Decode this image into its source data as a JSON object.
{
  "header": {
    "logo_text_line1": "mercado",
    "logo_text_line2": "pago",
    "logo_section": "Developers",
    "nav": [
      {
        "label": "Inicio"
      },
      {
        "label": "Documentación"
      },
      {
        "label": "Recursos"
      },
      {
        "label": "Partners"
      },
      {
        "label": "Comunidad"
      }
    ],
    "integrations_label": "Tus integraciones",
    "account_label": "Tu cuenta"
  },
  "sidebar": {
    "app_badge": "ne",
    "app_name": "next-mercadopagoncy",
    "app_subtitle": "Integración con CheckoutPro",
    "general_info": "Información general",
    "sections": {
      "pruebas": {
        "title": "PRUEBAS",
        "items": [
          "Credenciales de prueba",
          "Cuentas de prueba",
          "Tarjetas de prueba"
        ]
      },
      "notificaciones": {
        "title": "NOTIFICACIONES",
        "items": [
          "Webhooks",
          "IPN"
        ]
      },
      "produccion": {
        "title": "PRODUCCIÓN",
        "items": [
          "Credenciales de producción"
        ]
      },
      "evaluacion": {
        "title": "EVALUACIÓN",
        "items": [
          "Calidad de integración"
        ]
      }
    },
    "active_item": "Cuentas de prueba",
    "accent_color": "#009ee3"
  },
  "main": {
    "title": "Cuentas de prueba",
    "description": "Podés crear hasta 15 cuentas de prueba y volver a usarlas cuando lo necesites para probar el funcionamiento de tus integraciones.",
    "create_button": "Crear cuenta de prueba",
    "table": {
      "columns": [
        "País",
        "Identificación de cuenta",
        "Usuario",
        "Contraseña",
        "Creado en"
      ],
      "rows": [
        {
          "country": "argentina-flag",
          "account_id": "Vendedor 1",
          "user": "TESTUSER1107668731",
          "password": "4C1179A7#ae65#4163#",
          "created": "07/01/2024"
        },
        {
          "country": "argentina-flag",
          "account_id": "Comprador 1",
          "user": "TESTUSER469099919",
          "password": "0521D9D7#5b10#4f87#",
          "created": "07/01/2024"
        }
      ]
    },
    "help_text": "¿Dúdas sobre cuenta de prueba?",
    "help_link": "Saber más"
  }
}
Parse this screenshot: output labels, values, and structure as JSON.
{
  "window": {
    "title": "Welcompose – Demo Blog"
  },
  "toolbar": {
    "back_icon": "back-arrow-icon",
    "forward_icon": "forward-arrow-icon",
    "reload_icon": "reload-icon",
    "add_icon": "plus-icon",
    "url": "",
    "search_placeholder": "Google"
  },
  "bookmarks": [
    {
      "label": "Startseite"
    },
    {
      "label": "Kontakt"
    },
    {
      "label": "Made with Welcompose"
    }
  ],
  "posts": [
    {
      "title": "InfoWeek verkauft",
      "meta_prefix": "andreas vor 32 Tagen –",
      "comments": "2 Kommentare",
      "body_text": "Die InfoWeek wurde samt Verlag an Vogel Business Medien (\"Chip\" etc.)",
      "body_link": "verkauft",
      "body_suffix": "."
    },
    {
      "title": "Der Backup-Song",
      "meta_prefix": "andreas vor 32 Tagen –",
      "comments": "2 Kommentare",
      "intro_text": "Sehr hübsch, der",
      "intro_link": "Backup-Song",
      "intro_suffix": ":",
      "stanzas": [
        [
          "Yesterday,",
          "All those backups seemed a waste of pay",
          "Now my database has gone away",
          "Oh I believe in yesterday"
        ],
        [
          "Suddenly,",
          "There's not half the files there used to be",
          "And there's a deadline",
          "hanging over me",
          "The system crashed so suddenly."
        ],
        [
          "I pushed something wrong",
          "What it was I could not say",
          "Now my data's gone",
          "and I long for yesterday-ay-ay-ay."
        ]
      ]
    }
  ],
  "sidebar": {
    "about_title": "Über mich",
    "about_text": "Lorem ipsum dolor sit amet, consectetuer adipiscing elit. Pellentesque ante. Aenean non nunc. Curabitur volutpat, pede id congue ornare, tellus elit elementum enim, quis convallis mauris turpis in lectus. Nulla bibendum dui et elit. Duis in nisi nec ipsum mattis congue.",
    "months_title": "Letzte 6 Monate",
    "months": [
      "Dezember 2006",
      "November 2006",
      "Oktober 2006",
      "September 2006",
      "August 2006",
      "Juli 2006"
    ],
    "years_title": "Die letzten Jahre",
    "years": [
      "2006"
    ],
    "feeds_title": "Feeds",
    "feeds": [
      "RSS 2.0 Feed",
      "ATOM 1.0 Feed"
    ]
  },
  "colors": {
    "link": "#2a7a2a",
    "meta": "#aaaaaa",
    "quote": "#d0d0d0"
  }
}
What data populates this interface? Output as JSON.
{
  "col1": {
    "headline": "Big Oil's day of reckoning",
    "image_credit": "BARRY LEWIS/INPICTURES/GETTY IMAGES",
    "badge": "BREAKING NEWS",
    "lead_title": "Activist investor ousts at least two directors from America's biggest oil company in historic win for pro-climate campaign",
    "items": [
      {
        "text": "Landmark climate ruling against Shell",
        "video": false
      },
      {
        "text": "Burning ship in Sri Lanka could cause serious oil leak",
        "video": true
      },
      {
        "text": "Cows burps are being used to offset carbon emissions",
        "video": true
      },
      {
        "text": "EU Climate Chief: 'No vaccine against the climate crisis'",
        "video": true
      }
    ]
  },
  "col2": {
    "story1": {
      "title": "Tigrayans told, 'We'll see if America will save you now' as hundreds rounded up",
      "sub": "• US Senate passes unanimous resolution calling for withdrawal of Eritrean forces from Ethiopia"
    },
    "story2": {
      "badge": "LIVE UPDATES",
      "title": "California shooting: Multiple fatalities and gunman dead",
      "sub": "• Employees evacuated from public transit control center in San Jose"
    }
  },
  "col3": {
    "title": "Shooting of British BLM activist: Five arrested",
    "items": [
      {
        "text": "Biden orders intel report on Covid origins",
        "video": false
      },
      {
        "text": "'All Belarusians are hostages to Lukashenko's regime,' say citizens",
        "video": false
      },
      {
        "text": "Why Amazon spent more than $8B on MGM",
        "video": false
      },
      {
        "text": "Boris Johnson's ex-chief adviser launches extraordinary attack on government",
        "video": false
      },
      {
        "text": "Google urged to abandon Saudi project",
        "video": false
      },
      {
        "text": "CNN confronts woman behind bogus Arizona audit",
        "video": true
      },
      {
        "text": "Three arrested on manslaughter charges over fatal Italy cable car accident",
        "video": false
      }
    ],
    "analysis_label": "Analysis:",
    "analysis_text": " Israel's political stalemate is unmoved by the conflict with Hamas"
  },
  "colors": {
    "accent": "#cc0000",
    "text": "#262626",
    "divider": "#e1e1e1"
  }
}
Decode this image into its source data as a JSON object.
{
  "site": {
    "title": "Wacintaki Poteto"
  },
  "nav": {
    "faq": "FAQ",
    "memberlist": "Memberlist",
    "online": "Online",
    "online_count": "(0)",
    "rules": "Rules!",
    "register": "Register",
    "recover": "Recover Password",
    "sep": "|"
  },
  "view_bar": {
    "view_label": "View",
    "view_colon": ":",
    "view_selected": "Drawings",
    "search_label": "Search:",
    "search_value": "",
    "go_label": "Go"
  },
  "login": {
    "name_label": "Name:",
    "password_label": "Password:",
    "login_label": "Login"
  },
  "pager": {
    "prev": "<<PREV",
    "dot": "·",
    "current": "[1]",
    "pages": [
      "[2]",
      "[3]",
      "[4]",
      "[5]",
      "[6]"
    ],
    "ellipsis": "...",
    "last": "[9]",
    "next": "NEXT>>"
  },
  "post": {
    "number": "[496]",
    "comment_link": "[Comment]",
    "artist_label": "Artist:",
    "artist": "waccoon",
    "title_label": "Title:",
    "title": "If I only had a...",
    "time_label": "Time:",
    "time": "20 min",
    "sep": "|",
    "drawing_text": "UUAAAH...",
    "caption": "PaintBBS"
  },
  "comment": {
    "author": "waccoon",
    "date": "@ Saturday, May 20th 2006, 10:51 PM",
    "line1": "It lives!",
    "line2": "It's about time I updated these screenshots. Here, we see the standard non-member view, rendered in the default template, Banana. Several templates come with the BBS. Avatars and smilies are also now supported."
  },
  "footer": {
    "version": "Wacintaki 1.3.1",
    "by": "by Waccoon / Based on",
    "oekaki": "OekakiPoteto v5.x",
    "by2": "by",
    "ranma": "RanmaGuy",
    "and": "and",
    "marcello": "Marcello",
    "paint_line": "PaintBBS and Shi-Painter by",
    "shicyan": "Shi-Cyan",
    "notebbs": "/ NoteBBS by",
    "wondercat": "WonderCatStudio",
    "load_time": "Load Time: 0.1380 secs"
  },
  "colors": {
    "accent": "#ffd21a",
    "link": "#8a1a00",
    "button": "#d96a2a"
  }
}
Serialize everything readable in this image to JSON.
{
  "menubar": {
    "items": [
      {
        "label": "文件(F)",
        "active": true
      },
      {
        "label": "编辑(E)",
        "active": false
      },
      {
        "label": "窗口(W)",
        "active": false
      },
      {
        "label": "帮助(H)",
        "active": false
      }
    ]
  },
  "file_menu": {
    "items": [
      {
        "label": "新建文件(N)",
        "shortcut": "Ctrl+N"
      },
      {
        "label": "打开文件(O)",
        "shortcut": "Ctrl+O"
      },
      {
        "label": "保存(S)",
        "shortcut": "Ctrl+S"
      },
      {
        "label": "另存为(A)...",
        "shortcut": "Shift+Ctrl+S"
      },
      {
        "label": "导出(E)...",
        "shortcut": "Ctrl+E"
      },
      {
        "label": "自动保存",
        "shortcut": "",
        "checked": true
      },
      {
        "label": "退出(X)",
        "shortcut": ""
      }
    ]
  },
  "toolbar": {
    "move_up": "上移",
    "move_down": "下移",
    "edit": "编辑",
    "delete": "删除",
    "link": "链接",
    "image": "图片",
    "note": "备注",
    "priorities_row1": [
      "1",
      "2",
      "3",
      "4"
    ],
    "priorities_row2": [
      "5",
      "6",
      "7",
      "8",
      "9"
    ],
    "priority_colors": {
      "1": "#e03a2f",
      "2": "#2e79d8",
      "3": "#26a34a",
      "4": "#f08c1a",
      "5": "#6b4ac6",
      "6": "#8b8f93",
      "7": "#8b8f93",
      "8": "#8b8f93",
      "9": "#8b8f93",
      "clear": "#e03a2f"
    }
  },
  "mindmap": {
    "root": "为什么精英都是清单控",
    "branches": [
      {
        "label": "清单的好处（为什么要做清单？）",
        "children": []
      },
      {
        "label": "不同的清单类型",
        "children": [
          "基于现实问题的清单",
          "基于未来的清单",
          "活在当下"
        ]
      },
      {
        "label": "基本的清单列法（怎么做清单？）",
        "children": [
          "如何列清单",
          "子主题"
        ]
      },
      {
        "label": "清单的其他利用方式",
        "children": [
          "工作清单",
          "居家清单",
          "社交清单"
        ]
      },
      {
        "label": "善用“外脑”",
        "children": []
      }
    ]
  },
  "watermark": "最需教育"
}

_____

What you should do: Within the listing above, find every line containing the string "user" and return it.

Solution to the problem:
          "user": "TESTUSER1107668731",
          "user": "TESTUSER469099919",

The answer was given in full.